═════ Data section

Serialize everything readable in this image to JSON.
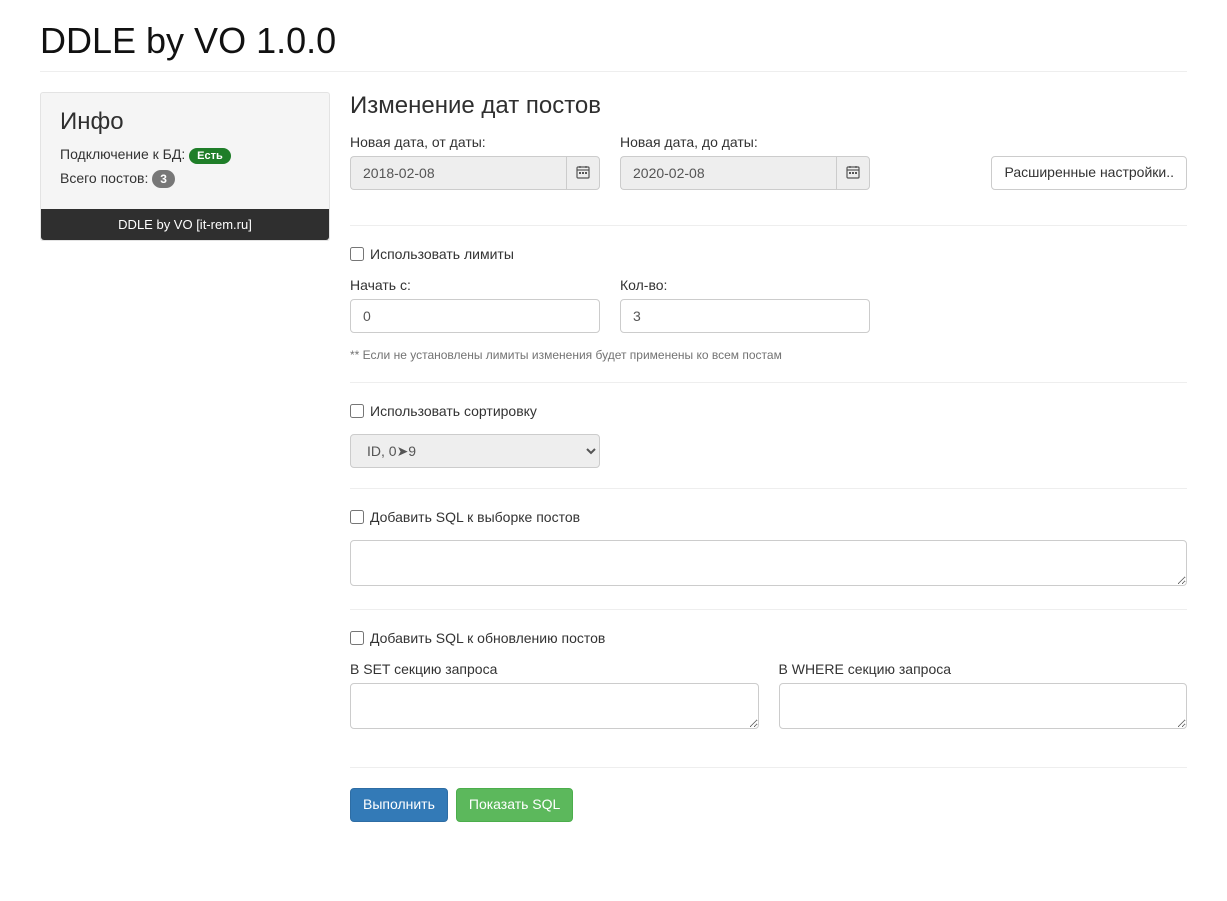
{
  "header": {
    "title": "DDLE by VO 1.0.0"
  },
  "sidebar": {
    "info_title": "Инфо",
    "db_label": "Подключение к БД:",
    "db_status": "Есть",
    "posts_label": "Всего постов:",
    "posts_count": "3",
    "footer": "DDLE by VO [it-rem.ru]"
  },
  "main": {
    "title": "Изменение дат постов",
    "date_from_label": "Новая дата, от даты:",
    "date_from_value": "2018-02-08",
    "date_to_label": "Новая дата, до даты:",
    "date_to_value": "2020-02-08",
    "advanced_btn": "Расширенные настройки..",
    "limits": {
      "checkbox_label": "Использовать лимиты",
      "start_label": "Начать с:",
      "start_value": "0",
      "count_label": "Кол-во:",
      "count_value": "3",
      "help": "** Если не установлены лимиты изменения будет применены ко всем постам"
    },
    "sort": {
      "checkbox_label": "Использовать сортировку",
      "selected": "ID, 0➤9"
    },
    "sql_select": {
      "checkbox_label": "Добавить SQL к выборке постов"
    },
    "sql_update": {
      "checkbox_label": "Добавить SQL к обновлению постов",
      "set_label": "В SET секцию запроса",
      "where_label": "В WHERE секцию запроса"
    },
    "buttons": {
      "execute": "Выполнить",
      "show_sql": "Показать SQL"
    }
  }
}
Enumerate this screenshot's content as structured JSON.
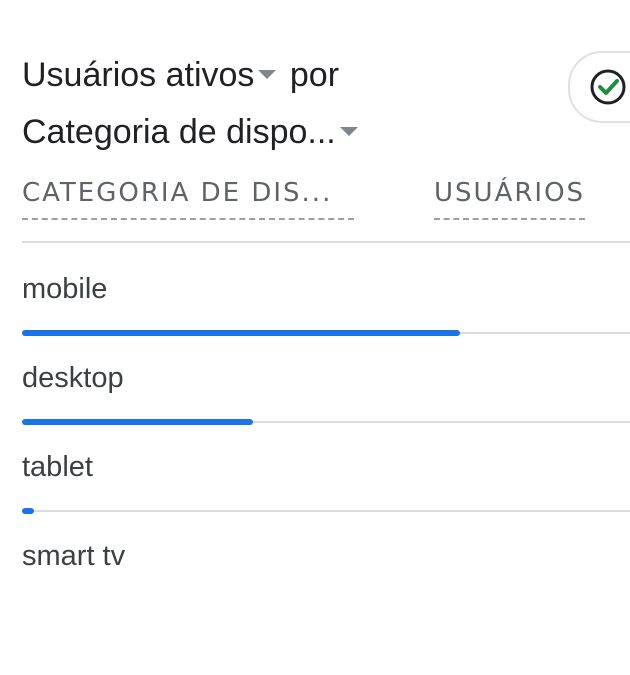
{
  "card": {
    "title_metric": "Usuários ativos",
    "title_connector": "por",
    "title_dimension": "Categoria de dispo...",
    "check_icon": "check-circle-icon"
  },
  "table": {
    "headers": [
      "CATEGORIA DE DIS...",
      "USUÁRIOS"
    ],
    "rows": [
      {
        "label": "mobile",
        "share": 0.72
      },
      {
        "label": "desktop",
        "share": 0.38
      },
      {
        "label": "tablet",
        "share": 0.02
      },
      {
        "label": "smart tv",
        "share": 0
      }
    ]
  },
  "colors": {
    "bar": "#1a73e8",
    "check": "#1e8e3e",
    "text": "#202124"
  }
}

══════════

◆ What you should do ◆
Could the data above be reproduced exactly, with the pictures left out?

◆ Response ◆
Serialize everything readable in this image to JSON.
{
  "header": {
    "title": "DDLE by VO 1.0.0"
  },
  "sidebar": {
    "info_title": "Инфо",
    "db_label": "Подключение к БД:",
    "db_status": "Есть",
    "posts_label": "Всего постов:",
    "posts_count": "3",
    "footer": "DDLE by VO [it-rem.ru]"
  },
  "main": {
    "title": "Изменение дат постов",
    "date_from_label": "Новая дата, от даты:",
    "date_from_value": "2018-02-08",
    "date_to_label": "Новая дата, до даты:",
    "date_to_value": "2020-02-08",
    "advanced_btn": "Расширенные настройки..",
    "limits": {
      "checkbox_label": "Использовать лимиты",
      "start_label": "Начать с:",
      "start_value": "0",
      "count_label": "Кол-во:",
      "count_value": "3",
      "help": "** Если не установлены лимиты изменения будет применены ко всем постам"
    },
    "sort": {
      "checkbox_label": "Использовать сортировку",
      "selected": "ID, 0➤9"
    },
    "sql_select": {
      "checkbox_label": "Добавить SQL к выборке постов"
    },
    "sql_update": {
      "checkbox_label": "Добавить SQL к обновлению постов",
      "set_label": "В SET секцию запроса",
      "where_label": "В WHERE секцию запроса"
    },
    "buttons": {
      "execute": "Выполнить",
      "show_sql": "Показать SQL"
    }
  }
}
Enumerate this screenshot's content as structured JSON.
{
  "card": {
    "title_metric": "Usuários ativos",
    "title_connector": "por",
    "title_dimension": "Categoria de dispo...",
    "check_icon": "check-circle-icon"
  },
  "table": {
    "headers": [
      "CATEGORIA DE DIS...",
      "USUÁRIOS"
    ],
    "rows": [
      {
        "label": "mobile",
        "share": 0.72
      },
      {
        "label": "desktop",
        "share": 0.38
      },
      {
        "label": "tablet",
        "share": 0.02
      },
      {
        "label": "smart tv",
        "share": 0
      }
    ]
  },
  "colors": {
    "bar": "#1a73e8",
    "check": "#1e8e3e",
    "text": "#202124"
  }
}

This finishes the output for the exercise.